Subject-verb agreement is a fundamental rule of grammar that is often overlooked or misunderstood. It refers to the relationship between the subject and the verb in a sentence, which must agree in terms of number and person. In other words, a singular subject requires a singular verb, while a plural subject requires a plural verb.
For example, consider the following sentence:
The cat jumps over the fence.
In this case, the subject is “cat,” which is singular. Therefore, the verb “jumps” must also be singular to agree with the subject. If we were to use a plural verb instead, such as “jump,” the sentence would be grammatically incorrect.
Similarly, consider the following sentence:
The cats jump over the fence.
In this case, the subject is “cats,” which is plural. Therefore, the verb “jump” must also be plural to agree with the subject. If we were to use a singular verb instead, such as “jumps,” the sentence would again be grammatically incorrect.
Subject-verb agreement is important because it helps to ensure that sentences are clear, concise, and grammatically correct. When the subject and verb do not agree, it can create confusion for the reader or listener and detract from the overall quality of the writing.

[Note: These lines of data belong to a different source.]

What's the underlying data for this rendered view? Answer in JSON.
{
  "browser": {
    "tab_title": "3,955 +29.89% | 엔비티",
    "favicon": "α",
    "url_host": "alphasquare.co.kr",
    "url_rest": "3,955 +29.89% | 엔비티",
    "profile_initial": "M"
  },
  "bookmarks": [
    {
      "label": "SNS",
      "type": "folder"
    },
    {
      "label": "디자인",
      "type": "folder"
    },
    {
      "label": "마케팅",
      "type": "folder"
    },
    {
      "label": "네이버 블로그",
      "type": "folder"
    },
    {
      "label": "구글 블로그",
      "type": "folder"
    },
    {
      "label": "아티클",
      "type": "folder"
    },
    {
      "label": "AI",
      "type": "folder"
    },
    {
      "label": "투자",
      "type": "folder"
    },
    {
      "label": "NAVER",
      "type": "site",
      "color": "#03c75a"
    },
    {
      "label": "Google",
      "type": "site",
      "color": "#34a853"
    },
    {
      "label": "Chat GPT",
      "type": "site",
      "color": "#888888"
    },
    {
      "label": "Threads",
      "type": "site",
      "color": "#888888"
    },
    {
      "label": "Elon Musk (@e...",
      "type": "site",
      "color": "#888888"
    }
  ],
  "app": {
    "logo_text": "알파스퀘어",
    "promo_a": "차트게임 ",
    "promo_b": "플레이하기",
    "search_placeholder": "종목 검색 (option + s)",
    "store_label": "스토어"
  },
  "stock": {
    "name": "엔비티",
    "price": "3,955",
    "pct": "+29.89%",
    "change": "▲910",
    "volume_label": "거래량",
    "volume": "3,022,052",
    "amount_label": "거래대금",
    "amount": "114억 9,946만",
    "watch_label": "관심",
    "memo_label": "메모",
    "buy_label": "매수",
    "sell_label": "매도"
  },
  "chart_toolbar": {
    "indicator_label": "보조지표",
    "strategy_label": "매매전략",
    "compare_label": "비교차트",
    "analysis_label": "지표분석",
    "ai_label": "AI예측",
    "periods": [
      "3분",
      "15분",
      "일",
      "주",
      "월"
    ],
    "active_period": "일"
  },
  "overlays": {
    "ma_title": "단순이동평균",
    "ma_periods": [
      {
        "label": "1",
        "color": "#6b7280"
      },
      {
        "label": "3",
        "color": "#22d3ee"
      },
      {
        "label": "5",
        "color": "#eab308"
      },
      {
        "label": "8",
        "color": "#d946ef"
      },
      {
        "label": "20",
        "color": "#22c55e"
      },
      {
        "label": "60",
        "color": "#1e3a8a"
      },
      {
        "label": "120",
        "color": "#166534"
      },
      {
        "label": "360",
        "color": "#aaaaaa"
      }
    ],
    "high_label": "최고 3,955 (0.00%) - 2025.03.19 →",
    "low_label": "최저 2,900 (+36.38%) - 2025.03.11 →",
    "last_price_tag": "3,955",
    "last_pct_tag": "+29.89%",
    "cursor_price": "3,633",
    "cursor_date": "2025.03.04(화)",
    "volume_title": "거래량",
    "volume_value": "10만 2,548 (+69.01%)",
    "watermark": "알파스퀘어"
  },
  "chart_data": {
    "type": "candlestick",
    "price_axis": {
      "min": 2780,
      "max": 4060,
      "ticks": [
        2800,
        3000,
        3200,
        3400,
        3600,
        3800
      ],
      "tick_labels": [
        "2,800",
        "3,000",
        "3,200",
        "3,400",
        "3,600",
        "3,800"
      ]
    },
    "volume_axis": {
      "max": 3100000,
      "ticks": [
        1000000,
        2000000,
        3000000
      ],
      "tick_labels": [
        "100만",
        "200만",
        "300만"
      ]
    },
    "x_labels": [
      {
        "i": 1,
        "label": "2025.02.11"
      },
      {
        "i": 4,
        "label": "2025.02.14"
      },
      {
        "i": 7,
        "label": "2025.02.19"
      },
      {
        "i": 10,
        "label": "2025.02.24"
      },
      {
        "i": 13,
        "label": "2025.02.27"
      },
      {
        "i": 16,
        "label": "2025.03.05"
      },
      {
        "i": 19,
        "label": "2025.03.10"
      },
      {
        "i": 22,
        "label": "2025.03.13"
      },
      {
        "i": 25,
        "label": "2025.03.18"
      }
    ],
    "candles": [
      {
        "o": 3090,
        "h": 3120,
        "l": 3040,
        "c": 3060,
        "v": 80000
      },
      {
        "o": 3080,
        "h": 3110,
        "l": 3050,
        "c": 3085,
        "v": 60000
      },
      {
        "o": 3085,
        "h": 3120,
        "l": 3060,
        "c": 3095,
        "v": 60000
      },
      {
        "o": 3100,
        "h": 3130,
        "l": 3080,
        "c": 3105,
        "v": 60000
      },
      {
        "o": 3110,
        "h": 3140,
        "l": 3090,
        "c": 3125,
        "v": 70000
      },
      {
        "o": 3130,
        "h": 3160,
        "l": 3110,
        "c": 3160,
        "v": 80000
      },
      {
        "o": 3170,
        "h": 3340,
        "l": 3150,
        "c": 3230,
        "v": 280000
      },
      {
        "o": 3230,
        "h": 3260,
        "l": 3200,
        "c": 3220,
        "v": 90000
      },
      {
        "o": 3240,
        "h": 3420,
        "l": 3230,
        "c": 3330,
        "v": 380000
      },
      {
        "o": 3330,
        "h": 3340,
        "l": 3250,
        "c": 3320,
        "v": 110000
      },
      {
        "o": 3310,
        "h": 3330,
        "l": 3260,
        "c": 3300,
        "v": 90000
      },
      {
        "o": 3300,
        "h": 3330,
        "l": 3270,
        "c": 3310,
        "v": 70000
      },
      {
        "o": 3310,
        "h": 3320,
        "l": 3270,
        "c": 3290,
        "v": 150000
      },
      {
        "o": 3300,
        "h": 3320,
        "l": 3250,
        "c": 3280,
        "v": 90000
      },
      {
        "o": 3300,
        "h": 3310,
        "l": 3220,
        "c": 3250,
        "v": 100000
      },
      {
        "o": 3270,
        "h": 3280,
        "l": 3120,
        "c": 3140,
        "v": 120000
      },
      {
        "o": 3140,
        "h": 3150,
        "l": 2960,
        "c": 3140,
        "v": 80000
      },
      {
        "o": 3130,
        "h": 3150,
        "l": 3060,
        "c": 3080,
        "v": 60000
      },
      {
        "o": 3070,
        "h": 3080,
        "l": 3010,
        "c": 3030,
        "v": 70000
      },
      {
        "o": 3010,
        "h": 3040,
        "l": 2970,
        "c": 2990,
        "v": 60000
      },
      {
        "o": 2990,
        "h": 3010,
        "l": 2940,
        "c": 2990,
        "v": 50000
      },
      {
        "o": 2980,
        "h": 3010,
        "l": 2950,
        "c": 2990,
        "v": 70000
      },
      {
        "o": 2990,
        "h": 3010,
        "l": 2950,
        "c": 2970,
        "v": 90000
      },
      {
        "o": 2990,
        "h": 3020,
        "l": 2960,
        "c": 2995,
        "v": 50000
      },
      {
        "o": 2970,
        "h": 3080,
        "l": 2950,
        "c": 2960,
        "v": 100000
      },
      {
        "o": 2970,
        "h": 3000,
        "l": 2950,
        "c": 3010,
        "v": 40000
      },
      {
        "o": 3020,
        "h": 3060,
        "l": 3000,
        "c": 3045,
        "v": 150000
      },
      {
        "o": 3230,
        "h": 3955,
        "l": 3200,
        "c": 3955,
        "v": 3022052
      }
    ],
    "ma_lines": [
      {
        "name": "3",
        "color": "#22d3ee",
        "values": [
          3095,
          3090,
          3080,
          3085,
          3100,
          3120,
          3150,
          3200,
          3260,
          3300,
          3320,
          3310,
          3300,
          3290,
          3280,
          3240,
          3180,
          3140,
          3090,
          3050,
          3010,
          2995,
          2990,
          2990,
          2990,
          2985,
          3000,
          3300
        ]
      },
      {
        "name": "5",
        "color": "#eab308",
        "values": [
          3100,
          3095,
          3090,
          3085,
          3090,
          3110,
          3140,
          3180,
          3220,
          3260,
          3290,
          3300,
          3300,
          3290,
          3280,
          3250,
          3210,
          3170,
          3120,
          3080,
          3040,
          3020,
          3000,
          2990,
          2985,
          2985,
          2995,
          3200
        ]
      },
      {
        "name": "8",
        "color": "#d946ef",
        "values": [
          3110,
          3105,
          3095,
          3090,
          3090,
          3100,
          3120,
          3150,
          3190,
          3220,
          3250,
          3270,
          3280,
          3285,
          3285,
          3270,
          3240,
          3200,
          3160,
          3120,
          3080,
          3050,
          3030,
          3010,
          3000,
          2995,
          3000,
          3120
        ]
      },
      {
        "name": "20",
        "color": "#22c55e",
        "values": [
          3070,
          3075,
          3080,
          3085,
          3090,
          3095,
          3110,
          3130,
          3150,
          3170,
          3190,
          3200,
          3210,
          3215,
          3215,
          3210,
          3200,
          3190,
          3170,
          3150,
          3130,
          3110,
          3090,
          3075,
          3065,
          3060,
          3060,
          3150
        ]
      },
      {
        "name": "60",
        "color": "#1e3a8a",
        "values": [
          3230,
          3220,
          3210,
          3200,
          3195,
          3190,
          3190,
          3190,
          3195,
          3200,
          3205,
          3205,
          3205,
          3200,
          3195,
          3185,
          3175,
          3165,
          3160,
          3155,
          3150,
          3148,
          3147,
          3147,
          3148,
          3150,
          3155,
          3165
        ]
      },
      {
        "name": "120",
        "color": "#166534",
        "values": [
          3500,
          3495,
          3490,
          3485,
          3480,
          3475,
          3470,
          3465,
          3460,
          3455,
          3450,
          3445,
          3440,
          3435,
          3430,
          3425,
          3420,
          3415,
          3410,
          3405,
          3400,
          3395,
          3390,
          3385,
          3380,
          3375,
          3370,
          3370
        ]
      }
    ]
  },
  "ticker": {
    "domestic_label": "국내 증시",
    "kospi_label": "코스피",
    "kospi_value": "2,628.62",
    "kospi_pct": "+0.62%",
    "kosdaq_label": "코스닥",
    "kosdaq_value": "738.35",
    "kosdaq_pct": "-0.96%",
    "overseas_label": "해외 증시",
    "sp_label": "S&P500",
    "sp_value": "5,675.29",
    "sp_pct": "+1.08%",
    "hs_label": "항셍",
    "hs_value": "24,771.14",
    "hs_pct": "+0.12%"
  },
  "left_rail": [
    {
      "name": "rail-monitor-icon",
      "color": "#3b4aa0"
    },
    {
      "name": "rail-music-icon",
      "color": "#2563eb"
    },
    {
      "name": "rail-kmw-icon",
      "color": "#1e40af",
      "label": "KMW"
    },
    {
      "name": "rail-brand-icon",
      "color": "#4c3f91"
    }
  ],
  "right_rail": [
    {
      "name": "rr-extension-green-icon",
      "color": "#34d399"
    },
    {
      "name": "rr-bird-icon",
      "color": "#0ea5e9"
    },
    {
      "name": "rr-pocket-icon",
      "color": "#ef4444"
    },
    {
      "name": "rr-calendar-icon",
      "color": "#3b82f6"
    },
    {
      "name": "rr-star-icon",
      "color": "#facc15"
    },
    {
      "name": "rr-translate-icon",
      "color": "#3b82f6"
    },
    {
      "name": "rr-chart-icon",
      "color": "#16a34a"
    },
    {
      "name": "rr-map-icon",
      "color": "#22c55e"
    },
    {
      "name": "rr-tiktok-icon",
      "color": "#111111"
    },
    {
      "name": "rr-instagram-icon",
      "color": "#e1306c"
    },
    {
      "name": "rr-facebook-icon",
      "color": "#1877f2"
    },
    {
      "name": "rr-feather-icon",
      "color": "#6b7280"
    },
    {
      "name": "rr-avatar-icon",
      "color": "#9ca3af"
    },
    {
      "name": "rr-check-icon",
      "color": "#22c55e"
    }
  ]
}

In addition to number and person, subject-verb agreement can also be affected by other factors such as tense and voice. However, understanding the basic rule of agreement between subject and verb is a crucial first step in mastering this aspect of grammar.